By Clare Trapasso

Apr 5, 2023

( / Getty Images)

Q: What are some tips for homeowners who hope to sell their homes this spring?

This month, we’re mixing it up. Instead of focusing on first-time homebuyers, we’re going to shift our attention to first-time home sellers who are spiffing up their properties to list this spring or summer.

It’s not expected to be an easy housing market for anyone—buyers or sellers. The COVID-19 pandemic-era real estate frenzy, where just about every home seemed to sell in a bidding war over a single weekend, has mostly passed. Fewer buyers can afford to buy with mortgage interest rates so high, and those who can may not be able to afford to go as high anymore.

But sellers still have a pretty big advantage: There are many more shoppers searching for homes than there are properties available.

Nationally, home prices were still up 35% over the last three years*. So even if they dip a bit in some markets, sellers who purchased their properties before, or even during the height of the pandemic, are likely to walk away with a profit.

Move-in-ready homes with curb appeal and in desirable areas—and that are priced to sell—are especially likely to move quickly this spring. These homes may still receive multiple offers and go over the asking price, as many buyers paying today’s high prices do not want to do additional work on their new homes.

But less-attractive, high-priced homes are lingering on the market—fixer-uppers, properties with unusual floor plans, those with dated kitchens and bathrooms, and houses with inconvenient locations. And in some cases, they are going through multiple rounds of price cuts.

So sellers need to make sure their homes are in tip-top condition before listing them.

Make those repairs you’ve been putting off; add a fresh coat of paint, swap out those ancient light fixtures. Deep clean your entire house thoroughly—every room. I recommend working with a local real estate agent who knows what buyers in the area are looking for and the improvements that will net you the biggest return on your investment.

And don’t forget the yard. First impressions matter, and the front of the home is the first thing that most potential buyers will see when they arrive for the open house or showing. Simple tasks such as mowing the grass, trimming the bushes, and planting flowers out front can pay off big time.

I’d also highly recommend removing any personal or divisive items—family photos, sports logos, your collection of garden gnomes, even a photograph of you posing with one of the nation’s presidents. For better or worse, leaving such mementos in plain view may be inadvertently alienating a portion of the prospective buyers who come through your doors. They might be less willing to make a killer offer if they catch a glimpse of a giant Clemson University paw in your living room, when they happen to be die-hard University of South Carolina football fans. (Go, Gamecocks!)

You may also want to have your home professionally staged. While it could be tempting to leave it as is, the goal is to show potential buyers an idealized version of what their lives might look like in your abode. Staging can be especially handy if you’re trying to show buyers how to best utilize smaller spaces.
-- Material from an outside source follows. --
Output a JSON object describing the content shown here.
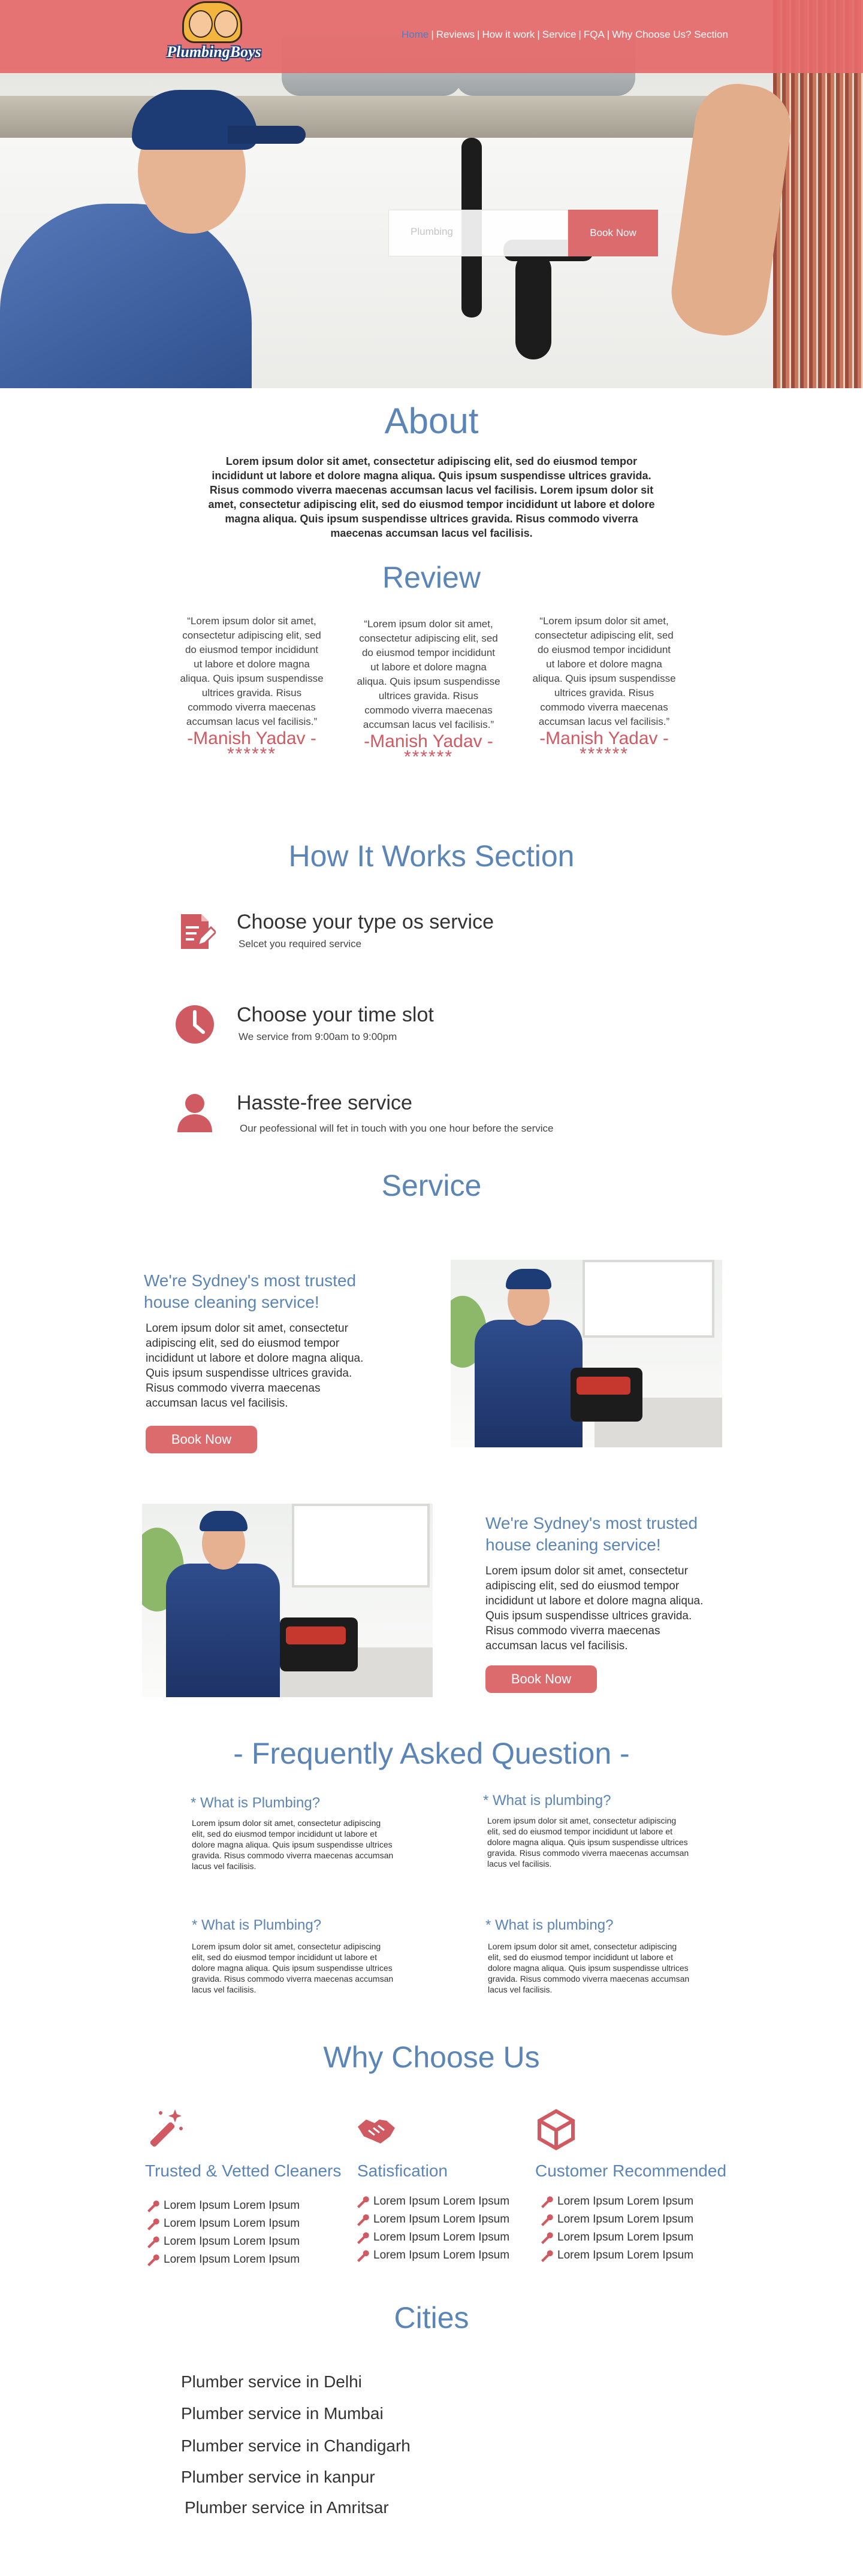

When I was shopping for a home with my partner, we encountered some big turnoffs—matted, dingy carpeting; deep-brown stains that suggested the bathtub might have been a homicide scene; and wallpaper that was too hideous even for my nightmares. It didn’t matter how many other selling points the home had or how well located it was. We hightailed out of these properties as quickly as possible.

So don’t push away potential buyers. Invest in having the stove scoured, the bathtub reglazed, and the home decluttered. And if your dog peed on your living room rug, toss it (the rug, that is). You want your home looking—and smelling—its best.

Sellers should also consider hiring a professional photographer. You might be tempted to just snap a couple of iPhone photos, and stick them up online. But more and more, buyers are deciding whether to attend open houses and showings based on the listings they view online.

Once the home is ready for its sales debut, it’s time to have that difficult conversation with your real estate agent about an appropriate price for the house. It’s important to recognize the housing market has shifted, and the peak is behind us. Higher mortgage rates have made it impossible for many buyers to go as high as they did a year ago. So come to grips with the fact that your home may fetch less than your neighbor’s house did just a few months ago. Go through the stages of grief, denial, anger, bargaining, and depression before you come to a place of acceptance and start showing the home.

As difficult as this may sound, do your best to remove emotion from your pricing decision. Not every buyer will love your home’s quirks the way you do and, if you haven’t renovated your kitchen or bathrooms recently, your property may be considered dated. Look carefully at the comps of recent sales in your area with your real estate agent as you discuss options. Were these homes and lots of comparable size? Did they have similar features? Were they recently updated?

If you overprice your home, you may scare away potential buyers and be forced to cut your list price.

This is undoubtedly a stressful, charged situation. And while you might have to make concessions—including helping buyers with closing costs, reducing asking price, or temporarily buying down mortgage rates to help the sale go through—there is still plenty of demand from eager homebuyers. That should keep prices high and give most sellers the upper hand.

The calculation compares the national median list prices from February 2020 to February 2023.